• _Directions for this task_:
The result must match the data exactly, line for line.

• _Data for this task_:
^^^^^^^^
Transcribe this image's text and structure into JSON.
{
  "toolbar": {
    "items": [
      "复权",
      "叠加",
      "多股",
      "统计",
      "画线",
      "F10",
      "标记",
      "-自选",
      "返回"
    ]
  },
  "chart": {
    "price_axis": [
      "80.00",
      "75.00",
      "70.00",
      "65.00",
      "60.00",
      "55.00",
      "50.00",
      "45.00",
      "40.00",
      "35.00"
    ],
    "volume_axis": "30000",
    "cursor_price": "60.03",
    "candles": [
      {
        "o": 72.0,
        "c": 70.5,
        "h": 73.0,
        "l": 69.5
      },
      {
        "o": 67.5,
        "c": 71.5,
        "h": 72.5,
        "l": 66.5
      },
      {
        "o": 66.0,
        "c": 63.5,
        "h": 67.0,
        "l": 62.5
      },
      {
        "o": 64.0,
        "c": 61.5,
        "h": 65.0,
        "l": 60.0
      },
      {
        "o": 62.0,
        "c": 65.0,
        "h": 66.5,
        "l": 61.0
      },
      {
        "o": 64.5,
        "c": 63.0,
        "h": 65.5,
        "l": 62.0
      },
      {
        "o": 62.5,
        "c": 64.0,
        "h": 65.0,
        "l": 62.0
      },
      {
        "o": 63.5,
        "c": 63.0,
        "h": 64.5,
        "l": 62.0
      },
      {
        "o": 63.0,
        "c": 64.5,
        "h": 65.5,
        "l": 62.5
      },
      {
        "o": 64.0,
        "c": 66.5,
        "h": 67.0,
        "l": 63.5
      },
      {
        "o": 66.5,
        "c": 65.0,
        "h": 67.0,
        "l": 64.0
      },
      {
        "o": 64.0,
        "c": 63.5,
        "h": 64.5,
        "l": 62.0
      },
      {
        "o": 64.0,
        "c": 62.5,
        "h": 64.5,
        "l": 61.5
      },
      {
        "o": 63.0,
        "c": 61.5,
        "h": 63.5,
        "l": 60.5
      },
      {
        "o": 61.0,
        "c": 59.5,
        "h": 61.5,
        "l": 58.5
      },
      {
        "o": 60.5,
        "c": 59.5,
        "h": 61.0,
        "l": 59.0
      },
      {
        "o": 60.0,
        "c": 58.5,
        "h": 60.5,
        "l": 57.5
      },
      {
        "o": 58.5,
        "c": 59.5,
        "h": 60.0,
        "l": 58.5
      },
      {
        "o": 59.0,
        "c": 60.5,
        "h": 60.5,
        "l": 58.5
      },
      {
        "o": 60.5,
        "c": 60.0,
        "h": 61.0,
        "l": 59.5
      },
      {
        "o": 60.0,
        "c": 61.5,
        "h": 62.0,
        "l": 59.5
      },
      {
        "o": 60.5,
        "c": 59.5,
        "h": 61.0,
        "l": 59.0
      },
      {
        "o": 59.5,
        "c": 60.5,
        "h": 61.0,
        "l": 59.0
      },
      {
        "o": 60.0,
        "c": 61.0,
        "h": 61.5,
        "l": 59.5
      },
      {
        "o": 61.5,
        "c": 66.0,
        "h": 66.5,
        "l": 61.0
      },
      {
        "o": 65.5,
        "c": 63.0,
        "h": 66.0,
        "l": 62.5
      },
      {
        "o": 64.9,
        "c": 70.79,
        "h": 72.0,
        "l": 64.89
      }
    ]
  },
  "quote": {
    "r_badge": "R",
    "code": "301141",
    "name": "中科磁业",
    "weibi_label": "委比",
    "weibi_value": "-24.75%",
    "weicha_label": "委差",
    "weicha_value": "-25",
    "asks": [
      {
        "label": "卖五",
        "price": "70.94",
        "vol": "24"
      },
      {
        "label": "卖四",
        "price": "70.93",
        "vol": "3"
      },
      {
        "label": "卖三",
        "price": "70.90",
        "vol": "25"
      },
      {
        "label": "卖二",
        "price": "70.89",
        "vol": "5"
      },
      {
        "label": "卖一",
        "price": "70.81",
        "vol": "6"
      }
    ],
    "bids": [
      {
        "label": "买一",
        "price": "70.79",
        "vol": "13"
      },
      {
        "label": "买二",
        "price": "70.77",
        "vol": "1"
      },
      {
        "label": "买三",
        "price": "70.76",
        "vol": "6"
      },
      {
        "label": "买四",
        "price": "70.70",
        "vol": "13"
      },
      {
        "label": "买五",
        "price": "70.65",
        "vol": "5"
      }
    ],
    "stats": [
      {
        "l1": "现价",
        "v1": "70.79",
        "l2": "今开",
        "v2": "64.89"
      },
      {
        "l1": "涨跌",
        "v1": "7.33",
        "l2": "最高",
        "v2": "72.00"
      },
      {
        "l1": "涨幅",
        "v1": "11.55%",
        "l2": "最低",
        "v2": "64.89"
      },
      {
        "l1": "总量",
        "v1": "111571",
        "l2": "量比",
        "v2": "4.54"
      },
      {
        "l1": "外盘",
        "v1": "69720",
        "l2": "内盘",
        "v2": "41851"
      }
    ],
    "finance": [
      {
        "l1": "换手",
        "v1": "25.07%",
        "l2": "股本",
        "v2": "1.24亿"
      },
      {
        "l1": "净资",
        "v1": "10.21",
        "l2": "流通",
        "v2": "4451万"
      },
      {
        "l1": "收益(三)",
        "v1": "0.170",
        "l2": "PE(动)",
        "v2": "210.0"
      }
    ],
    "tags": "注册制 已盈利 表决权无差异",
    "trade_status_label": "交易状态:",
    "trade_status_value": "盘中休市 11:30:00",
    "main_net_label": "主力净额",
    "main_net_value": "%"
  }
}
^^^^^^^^
• _Reply to the task_:
Transcribe this image's text and structure into JSON.
{
  "toolbar": {
    "items": [
      "复权",
      "叠加",
      "多股",
      "统计",
      "画线",
      "F10",
      "标记",
      "-自选",
      "返回"
    ]
  },
  "chart": {
    "price_axis": [
      "80.00",
      "75.00",
      "70.00",
      "65.00",
      "60.00",
      "55.00",
      "50.00",
      "45.00",
      "40.00",
      "35.00"
    ],
    "volume_axis": "30000",
    "cursor_price": "60.03",
    "candles": [
      {
        "o": 72.0,
        "c": 70.5,
        "h": 73.0,
        "l": 69.5
      },
      {
        "o": 67.5,
        "c": 71.5,
        "h": 72.5,
        "l": 66.5
      },
      {
        "o": 66.0,
        "c": 63.5,
        "h": 67.0,
        "l": 62.5
      },
      {
        "o": 64.0,
        "c": 61.5,
        "h": 65.0,
        "l": 60.0
      },
      {
        "o": 62.0,
        "c": 65.0,
        "h": 66.5,
        "l": 61.0
      },
      {
        "o": 64.5,
        "c": 63.0,
        "h": 65.5,
        "l": 62.0
      },
      {
        "o": 62.5,
        "c": 64.0,
        "h": 65.0,
        "l": 62.0
      },
      {
        "o": 63.5,
        "c": 63.0,
        "h": 64.5,
        "l": 62.0
      },
      {
        "o": 63.0,
        "c": 64.5,
        "h": 65.5,
        "l": 62.5
      },
      {
        "o": 64.0,
        "c": 66.5,
        "h": 67.0,
        "l": 63.5
      },
      {
        "o": 66.5,
        "c": 65.0,
        "h": 67.0,
        "l": 64.0
      },
      {
        "o": 64.0,
        "c": 63.5,
        "h": 64.5,
        "l": 62.0
      },
      {
        "o": 64.0,
        "c": 62.5,
        "h": 64.5,
        "l": 61.5
      },
      {
        "o": 63.0,
        "c": 61.5,
        "h": 63.5,
        "l": 60.5
      },
      {
        "o": 61.0,
        "c": 59.5,
        "h": 61.5,
        "l": 58.5
      },
      {
        "o": 60.5,
        "c": 59.5,
        "h": 61.0,
        "l": 59.0
      },
      {
        "o": 60.0,
        "c": 58.5,
        "h": 60.5,
        "l": 57.5
      },
      {
        "o": 58.5,
        "c": 59.5,
        "h": 60.0,
        "l": 58.5
      },
      {
        "o": 59.0,
        "c": 60.5,
        "h": 60.5,
        "l": 58.5
      },
      {
        "o": 60.5,
        "c": 60.0,
        "h": 61.0,
        "l": 59.5
      },
      {
        "o": 60.0,
        "c": 61.5,
        "h": 62.0,
        "l": 59.5
      },
      {
        "o": 60.5,
        "c": 59.5,
        "h": 61.0,
        "l": 59.0
      },
      {
        "o": 59.5,
        "c": 60.5,
        "h": 61.0,
        "l": 59.0
      },
      {
        "o": 60.0,
        "c": 61.0,
        "h": 61.5,
        "l": 59.5
      },
      {
        "o": 61.5,
        "c": 66.0,
        "h": 66.5,
        "l": 61.0
      },
      {
        "o": 65.5,
        "c": 63.0,
        "h": 66.0,
        "l": 62.5
      },
      {
        "o": 64.9,
        "c": 70.79,
        "h": 72.0,
        "l": 64.89
      }
    ]
  },
  "quote": {
    "r_badge": "R",
    "code": "301141",
    "name": "中科磁业",
    "weibi_label": "委比",
    "weibi_value": "-24.75%",
    "weicha_label": "委差",
    "weicha_value": "-25",
    "asks": [
      {
        "label": "卖五",
        "price": "70.94",
        "vol": "24"
      },
      {
        "label": "卖四",
        "price": "70.93",
        "vol": "3"
      },
      {
        "label": "卖三",
        "price": "70.90",
        "vol": "25"
      },
      {
        "label": "卖二",
        "price": "70.89",
        "vol": "5"
      },
      {
        "label": "卖一",
        "price": "70.81",
        "vol": "6"
      }
    ],
    "bids": [
      {
        "label": "买一",
        "price": "70.79",
        "vol": "13"
      },
      {
        "label": "买二",
        "price": "70.77",
        "vol": "1"
      },
      {
        "label": "买三",
        "price": "70.76",
        "vol": "6"
      },
      {
        "label": "买四",
        "price": "70.70",
        "vol": "13"
      },
      {
        "label": "买五",
        "price": "70.65",
        "vol": "5"
      }
    ],
    "stats": [
      {
        "l1": "现价",
        "v1": "70.79",
        "l2": "今开",
        "v2": "64.89"
      },
      {
        "l1": "涨跌",
        "v1": "7.33",
        "l2": "最高",
        "v2": "72.00"
      },
      {
        "l1": "涨幅",
        "v1": "11.55%",
        "l2": "最低",
        "v2": "64.89"
      },
      {
        "l1": "总量",
        "v1": "111571",
        "l2": "量比",
        "v2": "4.54"
      },
      {
        "l1": "外盘",
        "v1": "69720",
        "l2": "内盘",
        "v2": "41851"
      }
    ],
    "finance": [
      {
        "l1": "换手",
        "v1": "25.07%",
        "l2": "股本",
        "v2": "1.24亿"
      },
      {
        "l1": "净资",
        "v1": "10.21",
        "l2": "流通",
        "v2": "4451万"
      },
      {
        "l1": "收益(三)",
        "v1": "0.170",
        "l2": "PE(动)",
        "v2": "210.0"
      }
    ],
    "tags": "注册制 已盈利 表决权无差异",
    "trade_status_label": "交易状态:",
    "trade_status_value": "盘中休市 11:30:00",
    "main_net_label": "主力净额",
    "main_net_value": "%"
  }
}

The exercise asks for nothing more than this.